UC Wins Grant for Distance Learning Course In Arabic Language And Culture
Arabic is the primary language of one of the most geo-politically critical regions in the world, claims over 250 million native speakers and is the religious home language of an additional 1 billion people. Despite both the surging popularity of Arabic language and culture and the need for more government experts and academics trained in this important field, as of 1998 only 5,000 U.S. students were studying Arabic. From its base at UC Berkeley, Arabic Without Walls will deliver a distance-learning Arabic language and culture course for students on other UC campuses and eventually for students at colleges throughout the country that do not offer an adequate program of study in Arabic. Currently at UC, Arabic is only taught on the Berkeley, Los Angeles and Santa Barbara campuses.
The course will allow undergraduate and graduate students in fields ranging from Middle East Area Studies to Religious Studies to Political Science, the opportunity to pursue the study of Arabic in a flexible, web-based forum that highlights native speakers and is focused on developing listening, speaking, reading and writing skills. Faculty will also be able to access the state-of-the-art supplementary materials being produced for the course, and upper-division and graduate students will have the opportunity to serve as teaching assistants in the program. The program is modeled after the successful Spanish Without Walls course, a pioneering effort in language distance learning, now being offered through UC Davis extension for its third consecutive year.
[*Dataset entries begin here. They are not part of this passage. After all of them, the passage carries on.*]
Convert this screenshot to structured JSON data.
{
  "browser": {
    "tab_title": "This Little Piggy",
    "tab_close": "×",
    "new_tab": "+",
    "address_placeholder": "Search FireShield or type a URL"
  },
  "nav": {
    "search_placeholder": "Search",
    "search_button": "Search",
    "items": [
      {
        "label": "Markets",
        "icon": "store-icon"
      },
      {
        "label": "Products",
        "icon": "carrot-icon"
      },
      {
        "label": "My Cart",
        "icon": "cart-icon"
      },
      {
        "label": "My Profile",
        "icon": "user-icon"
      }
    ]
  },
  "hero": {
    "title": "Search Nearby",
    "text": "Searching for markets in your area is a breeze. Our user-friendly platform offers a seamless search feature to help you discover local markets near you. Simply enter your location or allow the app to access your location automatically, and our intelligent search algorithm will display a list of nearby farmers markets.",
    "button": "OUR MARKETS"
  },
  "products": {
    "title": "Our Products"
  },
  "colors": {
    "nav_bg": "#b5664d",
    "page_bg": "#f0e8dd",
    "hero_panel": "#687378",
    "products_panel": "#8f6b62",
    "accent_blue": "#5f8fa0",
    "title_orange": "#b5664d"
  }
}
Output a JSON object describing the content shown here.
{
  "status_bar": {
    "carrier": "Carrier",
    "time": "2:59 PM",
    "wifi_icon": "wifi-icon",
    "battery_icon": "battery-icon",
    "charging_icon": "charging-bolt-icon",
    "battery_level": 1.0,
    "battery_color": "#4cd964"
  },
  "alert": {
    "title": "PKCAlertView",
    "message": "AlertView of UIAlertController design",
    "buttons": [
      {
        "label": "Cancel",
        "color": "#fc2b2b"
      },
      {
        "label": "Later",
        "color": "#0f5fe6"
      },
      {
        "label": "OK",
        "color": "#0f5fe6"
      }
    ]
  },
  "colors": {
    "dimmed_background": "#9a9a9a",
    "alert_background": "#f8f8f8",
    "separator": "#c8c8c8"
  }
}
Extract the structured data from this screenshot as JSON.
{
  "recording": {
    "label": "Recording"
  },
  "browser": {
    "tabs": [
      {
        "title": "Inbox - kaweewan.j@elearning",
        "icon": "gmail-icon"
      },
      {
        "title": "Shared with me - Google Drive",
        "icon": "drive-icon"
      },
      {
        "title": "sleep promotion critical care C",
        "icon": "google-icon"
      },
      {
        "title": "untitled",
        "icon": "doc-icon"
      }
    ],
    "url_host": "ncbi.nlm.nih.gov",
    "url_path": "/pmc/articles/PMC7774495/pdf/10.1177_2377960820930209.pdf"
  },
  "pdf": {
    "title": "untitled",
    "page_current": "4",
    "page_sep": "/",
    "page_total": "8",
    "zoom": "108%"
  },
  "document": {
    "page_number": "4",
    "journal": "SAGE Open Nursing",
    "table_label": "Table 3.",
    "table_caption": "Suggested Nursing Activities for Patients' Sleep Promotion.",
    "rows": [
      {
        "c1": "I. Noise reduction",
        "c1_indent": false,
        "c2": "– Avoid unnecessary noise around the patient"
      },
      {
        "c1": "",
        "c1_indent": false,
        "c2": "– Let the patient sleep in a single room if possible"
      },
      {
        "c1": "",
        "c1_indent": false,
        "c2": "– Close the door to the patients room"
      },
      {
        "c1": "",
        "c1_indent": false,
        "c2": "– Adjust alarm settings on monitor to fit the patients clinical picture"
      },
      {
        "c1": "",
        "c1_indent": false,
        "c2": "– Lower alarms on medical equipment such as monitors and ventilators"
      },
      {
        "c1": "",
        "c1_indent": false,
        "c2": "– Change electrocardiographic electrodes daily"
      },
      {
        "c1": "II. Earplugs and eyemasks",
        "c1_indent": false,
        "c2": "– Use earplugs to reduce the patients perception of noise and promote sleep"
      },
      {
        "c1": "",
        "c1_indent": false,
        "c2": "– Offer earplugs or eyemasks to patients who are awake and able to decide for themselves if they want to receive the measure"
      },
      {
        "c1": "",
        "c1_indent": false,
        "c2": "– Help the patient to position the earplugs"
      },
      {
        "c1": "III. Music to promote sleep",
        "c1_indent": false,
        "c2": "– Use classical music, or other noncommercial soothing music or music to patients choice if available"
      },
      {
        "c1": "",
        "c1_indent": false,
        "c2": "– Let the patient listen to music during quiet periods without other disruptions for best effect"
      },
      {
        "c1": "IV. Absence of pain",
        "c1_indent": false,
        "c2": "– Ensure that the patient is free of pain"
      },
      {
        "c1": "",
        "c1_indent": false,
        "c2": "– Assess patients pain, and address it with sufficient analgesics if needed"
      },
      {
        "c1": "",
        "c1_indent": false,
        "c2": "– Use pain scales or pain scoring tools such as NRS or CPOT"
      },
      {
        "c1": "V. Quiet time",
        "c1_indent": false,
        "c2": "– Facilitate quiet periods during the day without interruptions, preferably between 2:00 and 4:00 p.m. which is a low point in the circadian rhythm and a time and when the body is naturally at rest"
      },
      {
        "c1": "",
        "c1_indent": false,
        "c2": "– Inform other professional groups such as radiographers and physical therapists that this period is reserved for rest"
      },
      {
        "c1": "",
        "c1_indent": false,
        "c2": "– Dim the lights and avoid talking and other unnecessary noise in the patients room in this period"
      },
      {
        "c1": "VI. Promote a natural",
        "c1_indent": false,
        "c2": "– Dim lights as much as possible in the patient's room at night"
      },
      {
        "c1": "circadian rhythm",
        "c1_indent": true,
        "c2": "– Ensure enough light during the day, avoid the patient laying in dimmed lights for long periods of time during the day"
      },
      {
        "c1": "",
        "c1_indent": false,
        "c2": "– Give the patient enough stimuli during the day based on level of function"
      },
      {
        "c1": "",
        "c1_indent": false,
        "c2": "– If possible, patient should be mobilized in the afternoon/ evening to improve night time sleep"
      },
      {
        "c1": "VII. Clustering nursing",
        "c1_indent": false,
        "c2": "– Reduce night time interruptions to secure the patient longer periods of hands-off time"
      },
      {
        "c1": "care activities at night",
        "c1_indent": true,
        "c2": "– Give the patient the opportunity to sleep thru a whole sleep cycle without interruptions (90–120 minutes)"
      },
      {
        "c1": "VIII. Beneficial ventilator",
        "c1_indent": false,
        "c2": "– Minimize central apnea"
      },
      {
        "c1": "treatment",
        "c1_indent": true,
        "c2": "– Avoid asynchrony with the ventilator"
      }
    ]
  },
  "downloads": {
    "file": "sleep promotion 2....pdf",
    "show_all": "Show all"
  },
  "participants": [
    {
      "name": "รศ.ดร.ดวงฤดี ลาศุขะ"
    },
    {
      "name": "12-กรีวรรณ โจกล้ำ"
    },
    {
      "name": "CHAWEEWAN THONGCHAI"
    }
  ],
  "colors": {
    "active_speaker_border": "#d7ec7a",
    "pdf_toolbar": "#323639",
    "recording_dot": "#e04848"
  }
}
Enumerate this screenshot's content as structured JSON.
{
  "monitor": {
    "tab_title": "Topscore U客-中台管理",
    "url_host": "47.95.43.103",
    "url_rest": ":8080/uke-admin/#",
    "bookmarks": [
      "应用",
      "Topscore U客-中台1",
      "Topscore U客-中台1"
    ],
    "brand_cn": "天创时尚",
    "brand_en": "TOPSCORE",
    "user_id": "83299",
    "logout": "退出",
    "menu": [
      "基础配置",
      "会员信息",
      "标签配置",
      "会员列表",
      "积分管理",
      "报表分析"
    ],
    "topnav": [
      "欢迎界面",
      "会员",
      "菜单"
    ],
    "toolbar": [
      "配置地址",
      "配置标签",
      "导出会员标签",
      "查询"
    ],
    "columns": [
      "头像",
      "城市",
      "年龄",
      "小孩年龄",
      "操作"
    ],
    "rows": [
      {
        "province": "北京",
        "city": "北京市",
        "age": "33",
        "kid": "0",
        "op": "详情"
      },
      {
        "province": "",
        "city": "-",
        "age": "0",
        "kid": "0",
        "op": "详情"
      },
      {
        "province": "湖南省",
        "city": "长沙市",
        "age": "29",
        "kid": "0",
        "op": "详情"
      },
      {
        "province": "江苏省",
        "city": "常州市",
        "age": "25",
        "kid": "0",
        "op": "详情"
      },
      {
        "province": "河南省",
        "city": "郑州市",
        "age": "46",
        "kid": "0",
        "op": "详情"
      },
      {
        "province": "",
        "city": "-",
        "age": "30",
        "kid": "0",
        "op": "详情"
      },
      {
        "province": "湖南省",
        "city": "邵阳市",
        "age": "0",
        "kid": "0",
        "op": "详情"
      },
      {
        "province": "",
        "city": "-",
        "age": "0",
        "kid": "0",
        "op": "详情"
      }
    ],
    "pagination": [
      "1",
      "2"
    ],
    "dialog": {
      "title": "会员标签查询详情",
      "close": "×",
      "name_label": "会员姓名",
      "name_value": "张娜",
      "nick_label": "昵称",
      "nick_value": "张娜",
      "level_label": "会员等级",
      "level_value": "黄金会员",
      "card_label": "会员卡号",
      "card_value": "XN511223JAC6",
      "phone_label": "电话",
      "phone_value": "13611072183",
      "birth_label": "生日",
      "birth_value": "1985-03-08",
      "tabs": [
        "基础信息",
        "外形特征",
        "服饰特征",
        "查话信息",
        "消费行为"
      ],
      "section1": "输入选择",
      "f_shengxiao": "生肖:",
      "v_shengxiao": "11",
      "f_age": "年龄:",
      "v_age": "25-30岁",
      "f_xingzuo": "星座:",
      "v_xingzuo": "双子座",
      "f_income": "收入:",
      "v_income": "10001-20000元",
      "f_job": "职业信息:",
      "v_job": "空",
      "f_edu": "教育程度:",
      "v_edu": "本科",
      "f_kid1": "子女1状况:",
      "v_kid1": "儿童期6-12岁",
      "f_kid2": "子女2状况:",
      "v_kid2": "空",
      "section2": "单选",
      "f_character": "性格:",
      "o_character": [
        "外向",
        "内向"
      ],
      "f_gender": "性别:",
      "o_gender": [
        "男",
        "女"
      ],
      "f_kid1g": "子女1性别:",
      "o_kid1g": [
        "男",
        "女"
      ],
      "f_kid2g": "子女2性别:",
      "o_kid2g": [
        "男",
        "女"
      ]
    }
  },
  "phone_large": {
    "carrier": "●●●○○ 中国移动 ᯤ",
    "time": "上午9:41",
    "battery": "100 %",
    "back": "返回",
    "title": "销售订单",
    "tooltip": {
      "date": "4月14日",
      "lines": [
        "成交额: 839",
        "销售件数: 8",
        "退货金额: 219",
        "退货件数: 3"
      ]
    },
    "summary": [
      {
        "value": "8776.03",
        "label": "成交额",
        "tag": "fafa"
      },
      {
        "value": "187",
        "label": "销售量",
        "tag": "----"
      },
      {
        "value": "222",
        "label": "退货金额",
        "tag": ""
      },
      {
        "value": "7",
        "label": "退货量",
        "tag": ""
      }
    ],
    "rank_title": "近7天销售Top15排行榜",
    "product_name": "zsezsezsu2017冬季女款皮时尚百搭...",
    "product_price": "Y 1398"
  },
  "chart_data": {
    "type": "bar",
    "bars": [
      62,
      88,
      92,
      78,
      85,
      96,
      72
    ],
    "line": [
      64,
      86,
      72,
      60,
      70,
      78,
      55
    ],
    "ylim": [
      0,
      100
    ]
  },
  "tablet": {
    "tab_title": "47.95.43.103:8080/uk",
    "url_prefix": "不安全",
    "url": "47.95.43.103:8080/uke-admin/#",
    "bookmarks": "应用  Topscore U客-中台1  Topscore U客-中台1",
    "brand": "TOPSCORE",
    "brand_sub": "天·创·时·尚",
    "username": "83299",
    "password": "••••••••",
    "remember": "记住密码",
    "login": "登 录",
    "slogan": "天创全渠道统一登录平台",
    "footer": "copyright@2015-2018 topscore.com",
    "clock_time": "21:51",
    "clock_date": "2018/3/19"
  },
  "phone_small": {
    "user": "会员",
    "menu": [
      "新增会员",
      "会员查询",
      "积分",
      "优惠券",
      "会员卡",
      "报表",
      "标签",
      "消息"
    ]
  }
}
Arabic Without Walls will launch in the fall of 2005, and in its first year will reach an estimated 60 students.
Arabic Without Walls was made possible by a prestigious $452,622 grant from the Fund for the Improvement of Post-Secondary Education of the United States Department of Education. The program will be co-authored, developed and distributed over a period of three years by the UC Consortium for Language Learning & Teaching and the National Middle East Language Resource Center (NMELRC) at Brigham Young University. The Co-Principal Investigators of the project are Professor Robert J. Blake, director of the Consortium, and Professor Kirk Belnap of the NMELRC. Under the direction of Blake and Belnap, a team of Arabic experts including Dr. Sonia S’hiri (UC Berkeley), Dr. Mahmoud Al-Batal (Emory University) and Dr. Muhammad Eissa (NMELRC), will produce the DVD-ROM master class and the web-based materials that will form the cornerstone of the project.
The UC Consortium for Language Learning & Teaching is a system-wide entity, established in 2000 by the UC Office of the President to maximize the University’s resources in foreign languages. The Steering Committee of the Consortium includes representatives from the language faculty of 8 UC campuses.
Robert Blake Director
UC Consortium for Language Learning & Teaching
FOR IMMEDIATE RELEASE
Tuesday, October 21, 2003
University of California Office of the President